@article{dcceef27-a459-401a-8faa-ad89adcb9a38,
  abstract     = {<p>BACKGROUND: Middle-Eastern immigrants in Sweden are at increased risk for type 2 diabetes (T2D) and poor mental health. Physical activity not only prevents/delays onset of T2D but also shows favorable effects on mental health. However, the effects of a culturally adapted lifestyle intervention on mental health among Middle-Eastern immigrants have not been explored before. We aimed to study the effects of a randomized controlled, culturally adapted lifestyle intervention on anxiety and depression levels in diabetes-prone Iraqi immigrants.</p><p>METHODS: Participants (n = 96) were randomized to intervention group, IG (n = 50) or control group, CG (n = 46). The IG received seven group sessions addressing lifestyle change and the CG received treatment as usual. Montgomery-Åsberg Depression Rating Scale (MADRS-S) and Hospital Anxiety and Depression Scale (HADS) assessed mental health at start, mid (2 months) and end of the study (4 months). Proportional odds ratio (OR) model was used to study the effect of the intervention.</p><p>RESULTS: The odds of scoring lower on MADRS-S and HADS depression scale at visit 3 vs. baseline were higher in the IG compared to the CG (MADRS-S OR 5.9, 95% CI: 1.6-22.5; HADS OR 4.4, 95% CI: 0.9-20.3). The findings persisted after adjustment for age, sex, body mass index, time since migration, sedentary lifestyle and language spoken at home. Group differences were non-significant at visit 2 vs. baseline.</p><p>CONCLUSION: A culturally adapted lifestyle intervention addressing T2D prevention in Middle-Eastern immigrants has favorable effects on mental health. The effect was more pronounced at the 4 months than at 2 months follow-up, indicating beneficial effect of longer study duration.</p><p>TRIAL REGISTRATION: www.clinicaltrials.gov NCT01420198.</p>},

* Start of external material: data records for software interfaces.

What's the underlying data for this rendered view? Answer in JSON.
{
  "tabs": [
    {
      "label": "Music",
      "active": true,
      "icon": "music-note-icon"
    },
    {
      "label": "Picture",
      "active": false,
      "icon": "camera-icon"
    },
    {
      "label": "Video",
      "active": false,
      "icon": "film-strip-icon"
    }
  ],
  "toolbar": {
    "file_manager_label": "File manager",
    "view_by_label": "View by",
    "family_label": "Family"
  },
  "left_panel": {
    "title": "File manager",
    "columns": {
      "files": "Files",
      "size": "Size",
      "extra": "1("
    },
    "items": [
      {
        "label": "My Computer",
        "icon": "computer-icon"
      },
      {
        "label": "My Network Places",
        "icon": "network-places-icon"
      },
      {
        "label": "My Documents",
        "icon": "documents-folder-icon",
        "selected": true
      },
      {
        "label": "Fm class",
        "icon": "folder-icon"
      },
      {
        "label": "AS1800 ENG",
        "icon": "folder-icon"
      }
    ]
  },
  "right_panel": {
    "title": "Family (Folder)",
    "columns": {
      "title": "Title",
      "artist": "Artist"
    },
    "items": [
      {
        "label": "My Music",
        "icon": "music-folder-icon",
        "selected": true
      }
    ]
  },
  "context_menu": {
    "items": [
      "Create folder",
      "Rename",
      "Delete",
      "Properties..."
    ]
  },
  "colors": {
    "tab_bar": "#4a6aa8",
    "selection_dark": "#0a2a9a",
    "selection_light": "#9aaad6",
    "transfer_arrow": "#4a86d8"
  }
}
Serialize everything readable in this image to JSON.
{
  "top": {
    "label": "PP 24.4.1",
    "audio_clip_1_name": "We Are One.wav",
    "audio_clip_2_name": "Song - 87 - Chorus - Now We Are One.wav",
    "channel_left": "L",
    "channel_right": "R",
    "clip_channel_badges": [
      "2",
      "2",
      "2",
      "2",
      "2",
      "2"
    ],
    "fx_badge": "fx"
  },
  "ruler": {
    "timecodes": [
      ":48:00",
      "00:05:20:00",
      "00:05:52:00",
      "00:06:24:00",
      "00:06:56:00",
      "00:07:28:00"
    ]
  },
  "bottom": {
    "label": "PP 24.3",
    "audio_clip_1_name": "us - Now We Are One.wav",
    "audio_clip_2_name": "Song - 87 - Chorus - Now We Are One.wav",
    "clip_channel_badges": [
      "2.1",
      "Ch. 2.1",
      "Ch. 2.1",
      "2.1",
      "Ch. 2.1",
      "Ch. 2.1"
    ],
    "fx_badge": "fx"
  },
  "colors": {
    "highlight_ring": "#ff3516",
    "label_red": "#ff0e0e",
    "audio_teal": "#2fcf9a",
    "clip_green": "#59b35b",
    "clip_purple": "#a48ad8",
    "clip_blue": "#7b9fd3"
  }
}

  author       = {Siddiqui, Faiza and Lindblad, Ulf and Nilsson, Peter M and Bennet, Louise},
  issn         = {1101-1262},

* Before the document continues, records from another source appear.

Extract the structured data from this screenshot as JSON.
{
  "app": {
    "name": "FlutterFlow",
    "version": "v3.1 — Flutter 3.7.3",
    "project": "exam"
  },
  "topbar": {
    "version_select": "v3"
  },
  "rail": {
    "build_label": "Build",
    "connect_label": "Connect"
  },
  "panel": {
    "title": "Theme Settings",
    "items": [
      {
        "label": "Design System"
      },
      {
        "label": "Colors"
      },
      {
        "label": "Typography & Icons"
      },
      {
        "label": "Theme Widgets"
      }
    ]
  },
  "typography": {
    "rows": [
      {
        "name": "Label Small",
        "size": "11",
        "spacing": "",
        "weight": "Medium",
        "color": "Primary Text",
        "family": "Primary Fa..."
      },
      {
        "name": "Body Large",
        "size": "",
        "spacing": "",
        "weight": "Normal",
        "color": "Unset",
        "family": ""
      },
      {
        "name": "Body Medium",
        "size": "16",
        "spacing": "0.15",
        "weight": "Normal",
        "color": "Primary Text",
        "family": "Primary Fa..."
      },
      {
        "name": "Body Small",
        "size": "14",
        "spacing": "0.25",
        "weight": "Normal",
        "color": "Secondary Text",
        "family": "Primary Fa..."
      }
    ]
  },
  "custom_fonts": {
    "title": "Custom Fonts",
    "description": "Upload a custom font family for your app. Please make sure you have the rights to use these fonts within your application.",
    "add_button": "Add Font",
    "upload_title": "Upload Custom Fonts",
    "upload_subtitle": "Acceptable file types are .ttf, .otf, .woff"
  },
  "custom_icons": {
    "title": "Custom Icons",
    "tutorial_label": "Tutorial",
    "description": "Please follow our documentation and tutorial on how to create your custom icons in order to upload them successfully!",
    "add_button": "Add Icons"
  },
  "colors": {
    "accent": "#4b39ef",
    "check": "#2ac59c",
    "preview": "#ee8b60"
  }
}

  language     = {eng},
  month        = {02},
  publisher    = {Oxford University Press},
  series       = {European Journal of Public Health},
  title        = {Effects of a randomized, culturally adapted, lifestyle intervention on mental health among Middle-Eastern immigrants},

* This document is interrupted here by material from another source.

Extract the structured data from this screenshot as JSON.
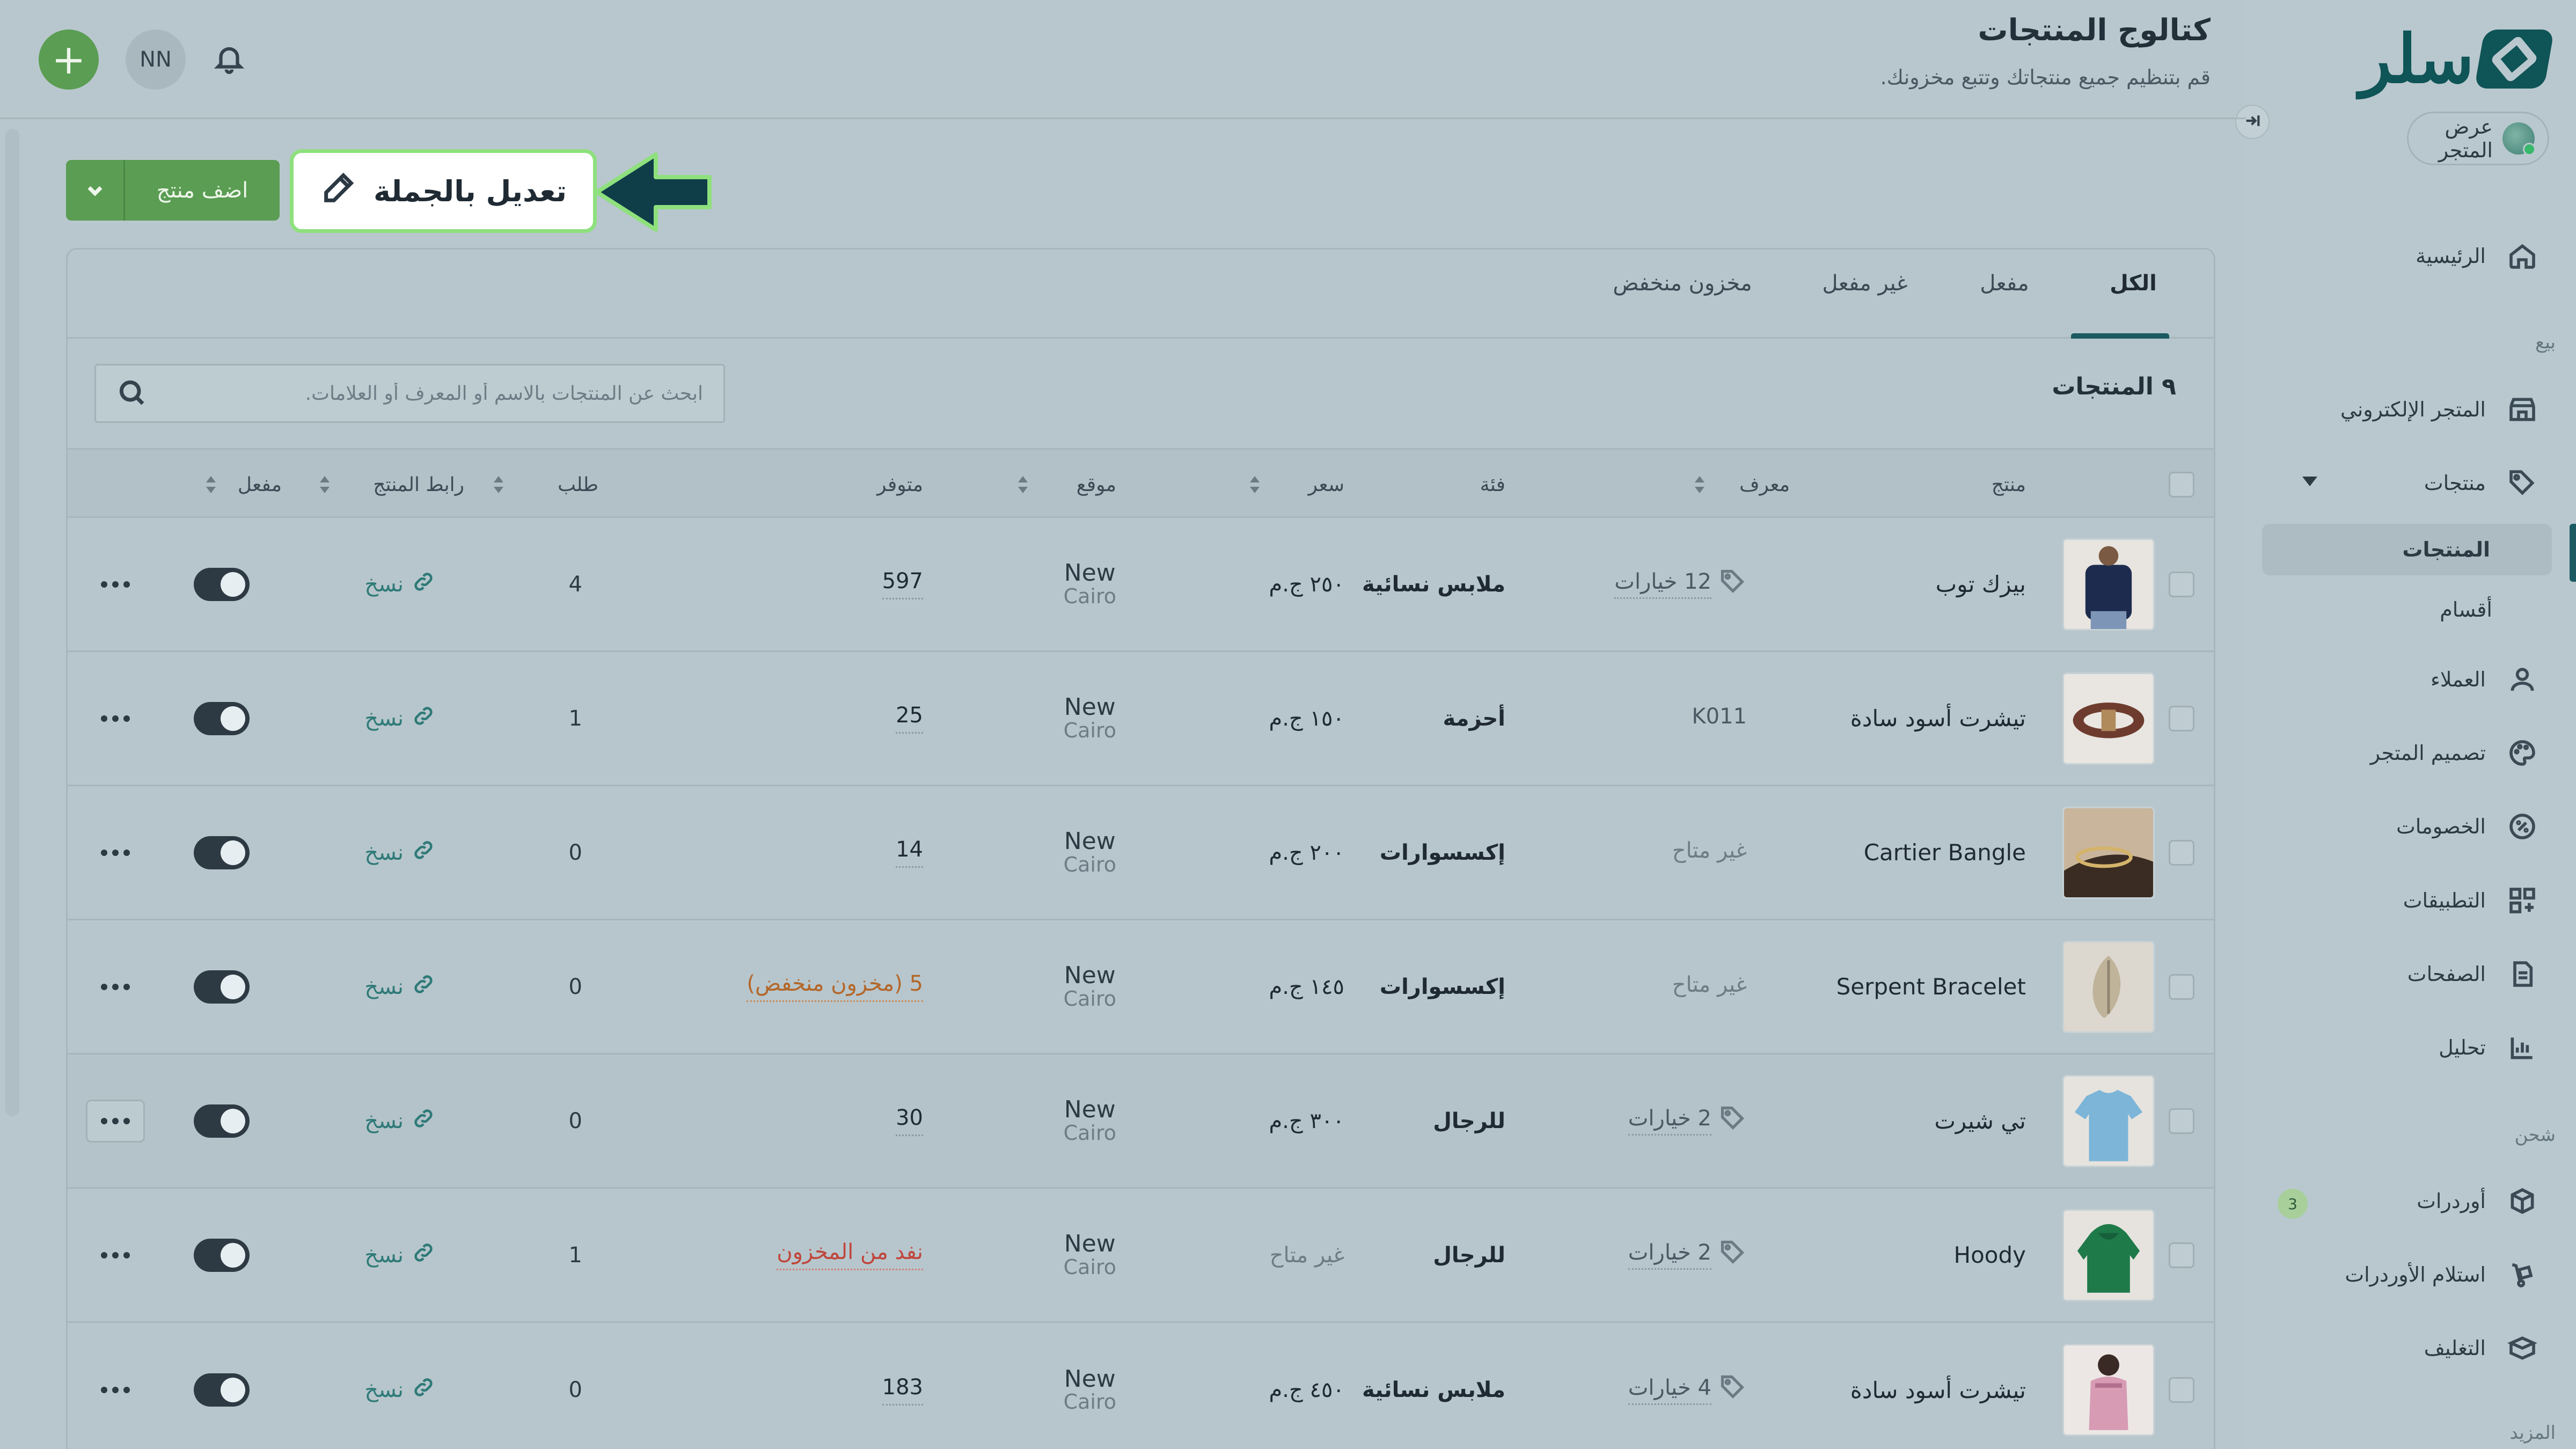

  url          = {http://dx.doi.org/10.1093/eurpub/ckz020},
  year         = {2019},
}